Of all the series released during the golden age of action/adventure paperbacks, 'White Squaw' is one of the most sordid. It's written by Mark K. Roberts as house name E.J. Hunter. The premise is that a young woman roams the Old West on a mission of vengeance against the outlaw gang that had traded her to the Sioux as a teen. There she was treated as a slave before being assigned to a disgusting and sexually demanding old man as his bride.
That’s just for starters. Plenty of unsavory things happen in the debut novel, “Sioux Wildfire”, but the follow-up is simply jaw-dropping. In “Boomtown Bust”, that outlaw gang takes over a Colorado town, subduing the locals with a great deal of brutality.

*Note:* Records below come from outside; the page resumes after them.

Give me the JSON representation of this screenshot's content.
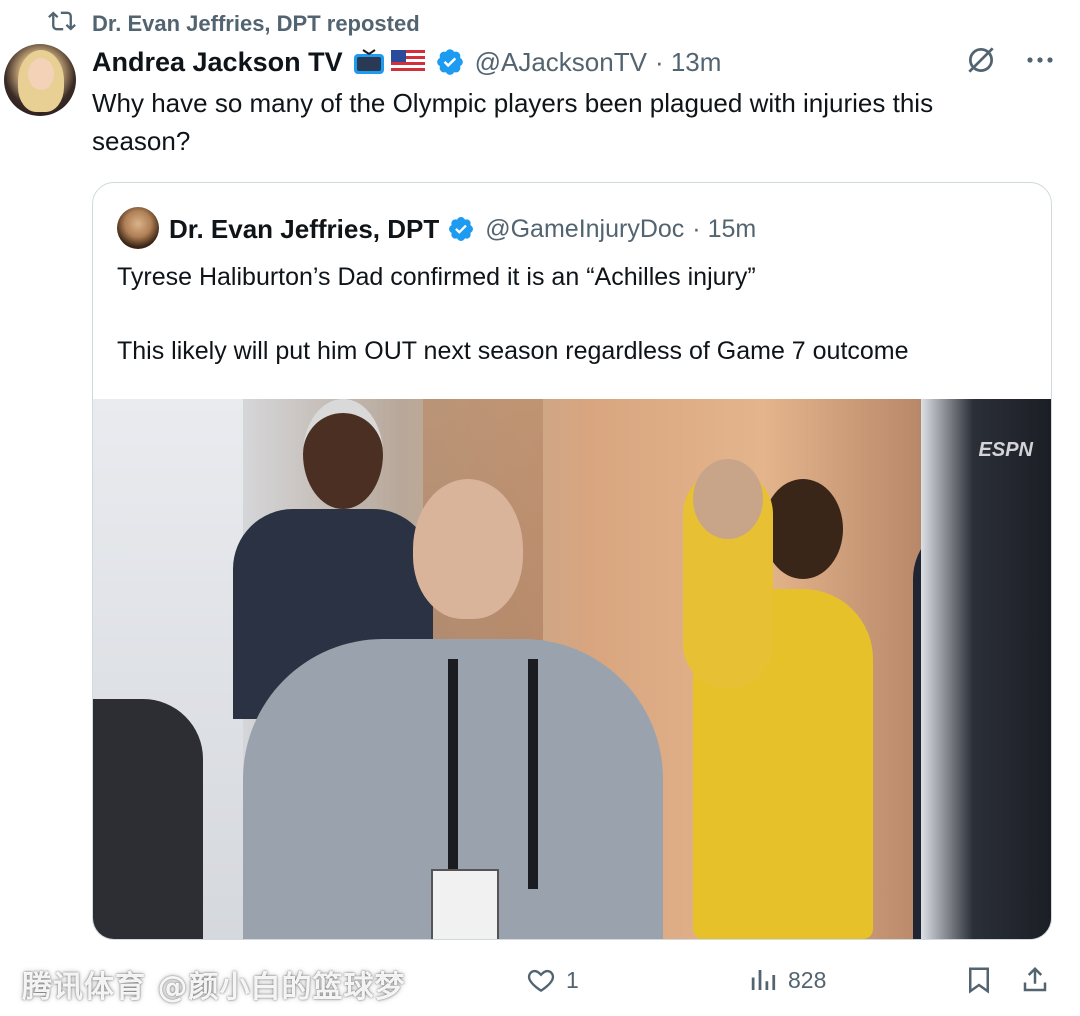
{
  "repost": {
    "text": "Dr. Evan Jeffries, DPT reposted",
    "icon": "repost-icon"
  },
  "tweet": {
    "author_name": "Andrea Jackson TV",
    "handle": "@AJacksonTV",
    "time": "· 13m",
    "emojis": [
      "television-emoji",
      "us-flag-emoji"
    ],
    "verified": true,
    "text_lines": [
      "Why have so many of the Olympic players been plagued with injuries this",
      "season?"
    ]
  },
  "quoted": {
    "author_name": "Dr. Evan Jeffries, DPT",
    "handle": "@GameInjuryDoc",
    "time": "· 15m",
    "verified": true,
    "paragraphs": [
      "Tyrese Haliburton’s Dad confirmed it is an “Achilles injury”",
      "This likely will put him OUT next season regardless of Game 7 outcome"
    ],
    "media_overlay_text": "ESPN"
  },
  "actions": {
    "likes": "1",
    "views": "828"
  },
  "watermark": "腾讯体育 @颜小白的篮球梦",
  "colors": {
    "text": "#0f1419",
    "secondary": "#536471",
    "verified": "#1d9bf0",
    "border": "#cfd9de"
  }
}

Our heroine, Rebecca, rides in and kills several of the owlhoots before she’s captured and forced into prostitution and opium addiction in the local brothel. She’s also raped by the sadistic whip-wielding lesbian madam, who forces herself upon a 12-year-old girl as well.

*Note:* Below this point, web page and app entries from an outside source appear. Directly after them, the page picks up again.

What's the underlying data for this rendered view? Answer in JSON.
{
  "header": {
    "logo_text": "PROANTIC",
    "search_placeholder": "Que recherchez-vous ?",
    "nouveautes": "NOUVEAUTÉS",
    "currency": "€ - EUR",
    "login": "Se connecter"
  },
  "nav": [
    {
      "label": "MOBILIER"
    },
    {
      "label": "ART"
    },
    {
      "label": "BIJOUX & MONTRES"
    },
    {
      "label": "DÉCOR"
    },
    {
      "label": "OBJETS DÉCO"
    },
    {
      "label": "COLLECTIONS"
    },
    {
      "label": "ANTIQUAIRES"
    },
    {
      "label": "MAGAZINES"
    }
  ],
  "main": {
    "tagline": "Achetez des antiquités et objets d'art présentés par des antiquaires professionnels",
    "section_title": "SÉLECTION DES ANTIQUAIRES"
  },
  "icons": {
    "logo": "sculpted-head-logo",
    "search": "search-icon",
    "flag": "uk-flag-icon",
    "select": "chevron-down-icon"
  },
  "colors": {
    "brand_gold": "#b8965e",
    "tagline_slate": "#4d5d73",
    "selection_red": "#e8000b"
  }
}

Ultimately, of course, Rebecca escapes and brings about some six-gun justice with the help of the outraged citizenry. Not all of the guilty will pay for what they’ve done, but with a couple dozen novels in this series, there will be plenty of time for that later. The most interesting of the outlaws (a 300-pound degenerate toilet seat-sniffing child molester carried over from the first book) does get his due, in an excellent confrontation scene.
There’s nothing wrong with pulp fiction being lurid, but there’s a difference between stuff that’s loopy and exciting, versus stuff that’s just cruel and depressing. We mostly get the latter in “Boomtown Bust”, including a description of a child being raped and murdered which runs for a full page, dropped inexplicably into the middle of the novel’s action climax.
Frequent sex scenes (of the consenting adults variety) are a counterpoint to all this. The younger the reader, the more titillating these will be, I guess. But they’re not very steamy, and they’re loaded with purple prose euphemisms that are more amusing than arousing: a “long, thick pole of flesh,” Rebecca’s “warm cave of pungent nectar,” a “surging love dagger,” her “burning cavern,” etc.
No, it isn’t exactly Zane Grey. You know from glancing at any of the covers that the 'White Squaw' books are lightweight and trashy, and there’s nothing wrong with that. I just prefer my lurid trash to be fun, with dramatic tension, suspense and memorable characters. I didn’t really get that from “Boomtown Bust”, but I did keep turning those pages.